**WHAT THE TASK REQUIRES**: Please tally the lines in the material below that contain the word "JSON", and give the count only.

**DATA PROVIDED**:
--- START ---

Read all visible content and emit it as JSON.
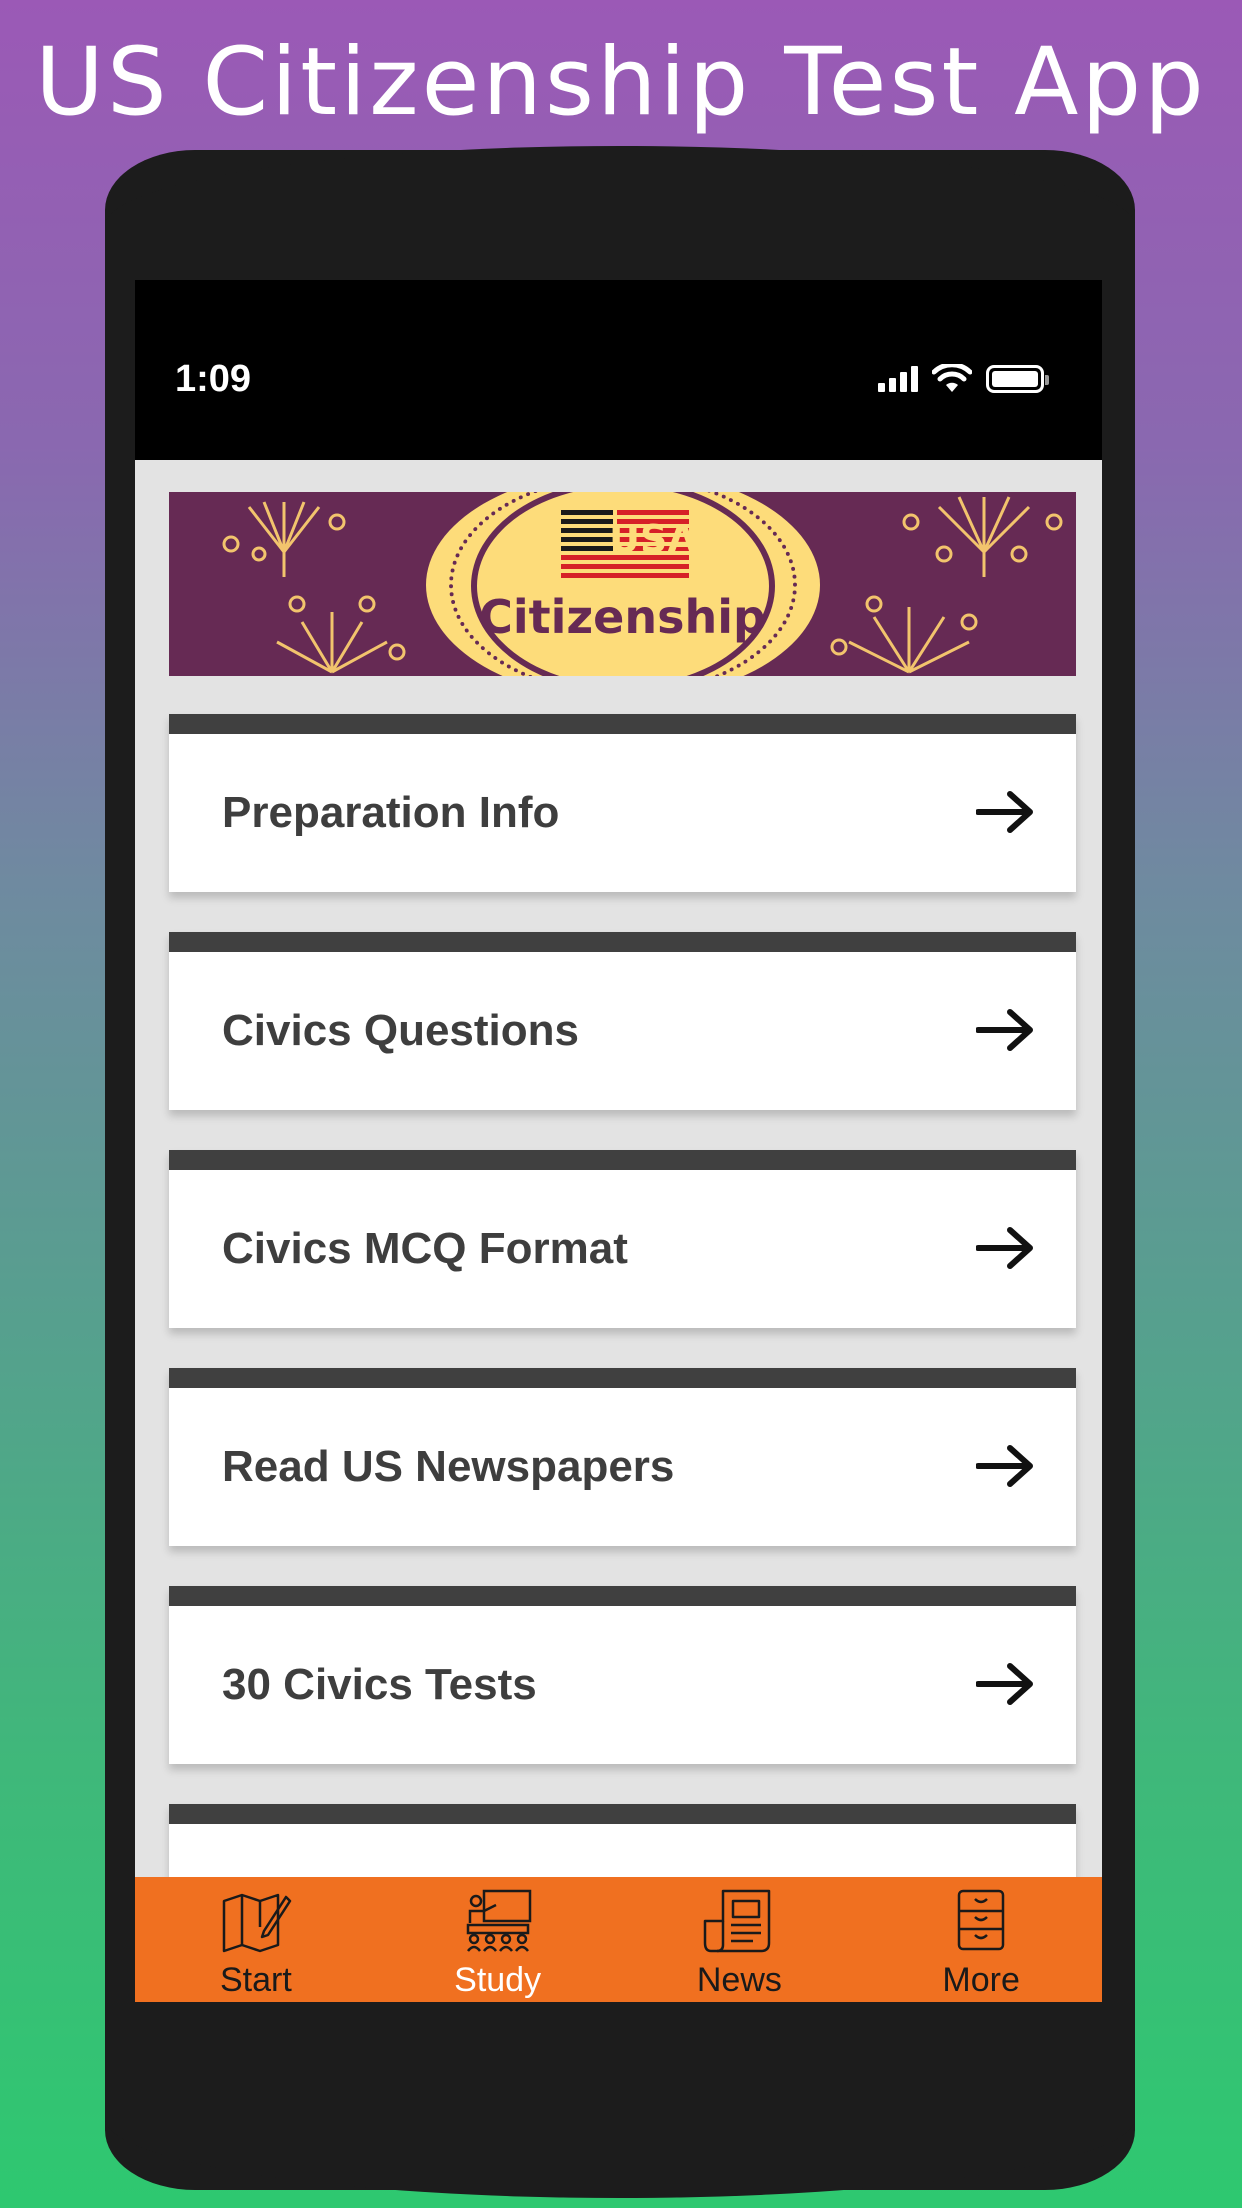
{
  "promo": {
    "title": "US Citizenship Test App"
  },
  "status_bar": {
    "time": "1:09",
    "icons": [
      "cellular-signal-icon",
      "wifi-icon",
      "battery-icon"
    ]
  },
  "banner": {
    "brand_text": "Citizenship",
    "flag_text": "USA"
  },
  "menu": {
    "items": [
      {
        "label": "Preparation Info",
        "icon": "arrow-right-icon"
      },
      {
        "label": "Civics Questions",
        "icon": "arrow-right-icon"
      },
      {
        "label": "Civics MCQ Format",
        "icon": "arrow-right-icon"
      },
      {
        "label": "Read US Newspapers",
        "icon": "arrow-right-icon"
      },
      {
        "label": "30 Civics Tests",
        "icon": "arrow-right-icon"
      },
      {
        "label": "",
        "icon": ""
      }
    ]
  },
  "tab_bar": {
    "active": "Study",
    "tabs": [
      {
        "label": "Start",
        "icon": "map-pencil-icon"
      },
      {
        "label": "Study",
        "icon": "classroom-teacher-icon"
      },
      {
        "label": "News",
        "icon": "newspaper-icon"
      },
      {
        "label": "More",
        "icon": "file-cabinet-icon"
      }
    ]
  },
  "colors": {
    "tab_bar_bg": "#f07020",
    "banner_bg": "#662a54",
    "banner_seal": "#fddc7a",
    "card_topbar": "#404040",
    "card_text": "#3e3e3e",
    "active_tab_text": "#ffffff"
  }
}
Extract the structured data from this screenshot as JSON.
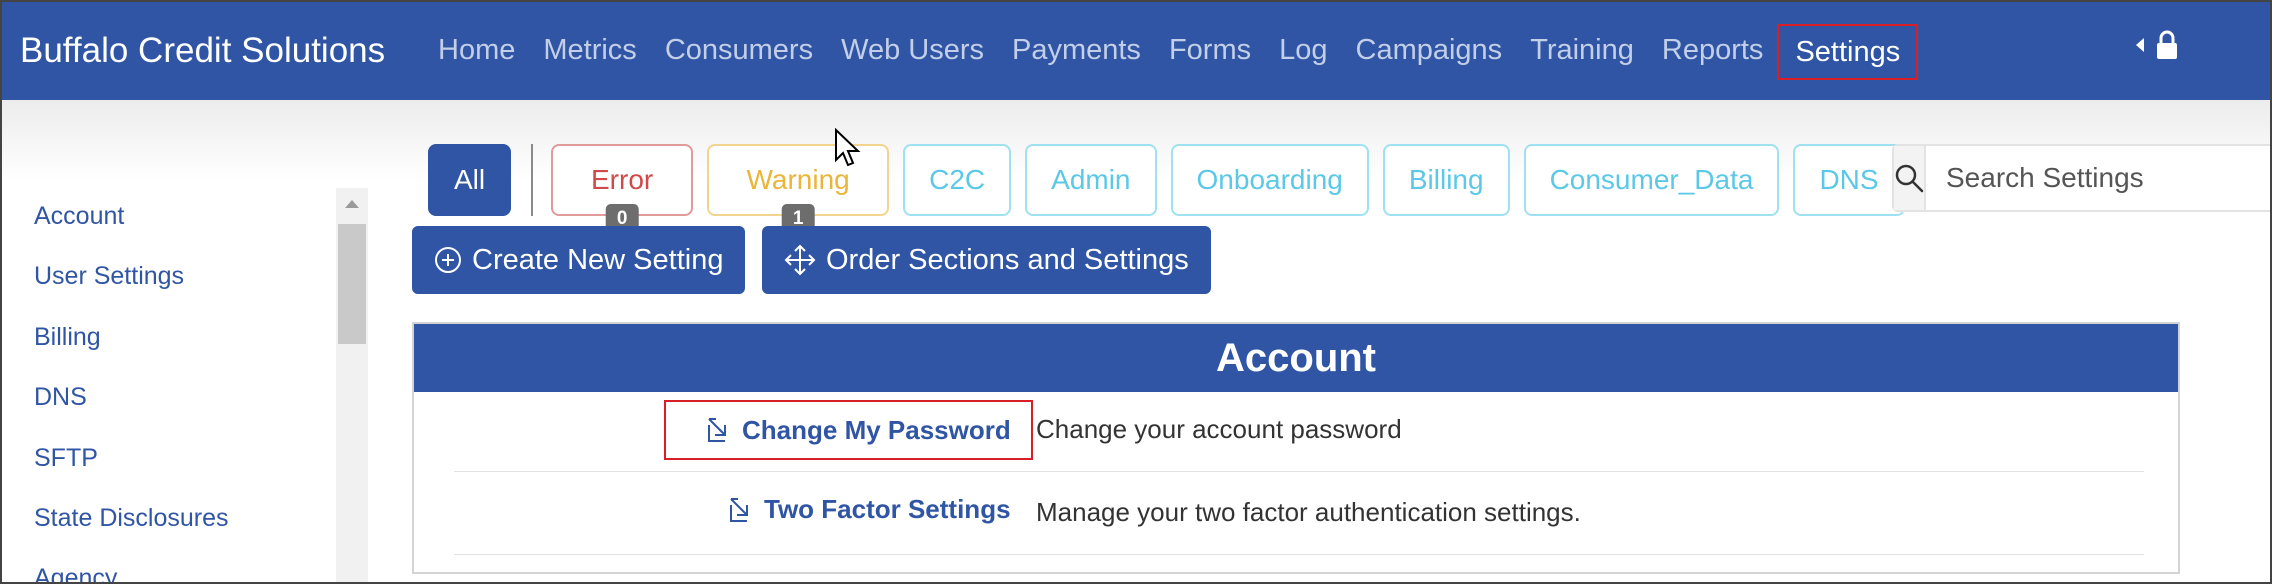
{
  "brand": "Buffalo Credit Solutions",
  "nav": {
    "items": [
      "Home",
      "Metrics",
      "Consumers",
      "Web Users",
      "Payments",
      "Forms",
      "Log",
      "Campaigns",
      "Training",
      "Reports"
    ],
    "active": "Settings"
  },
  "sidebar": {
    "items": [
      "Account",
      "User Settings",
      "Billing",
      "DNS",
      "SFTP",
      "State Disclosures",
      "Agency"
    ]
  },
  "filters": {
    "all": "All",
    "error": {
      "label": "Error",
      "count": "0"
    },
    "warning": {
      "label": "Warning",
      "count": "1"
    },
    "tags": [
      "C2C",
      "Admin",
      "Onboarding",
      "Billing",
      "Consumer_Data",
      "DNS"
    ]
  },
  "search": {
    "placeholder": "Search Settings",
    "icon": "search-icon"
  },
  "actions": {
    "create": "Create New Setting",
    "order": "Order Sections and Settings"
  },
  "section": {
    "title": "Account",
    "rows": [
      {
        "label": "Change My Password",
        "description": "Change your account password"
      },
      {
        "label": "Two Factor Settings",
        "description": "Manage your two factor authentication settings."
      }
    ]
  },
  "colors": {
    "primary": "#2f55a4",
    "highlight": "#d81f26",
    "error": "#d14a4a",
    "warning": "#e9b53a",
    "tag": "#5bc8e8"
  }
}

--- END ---

**RESULT FOR THIS EXERCISE**: 2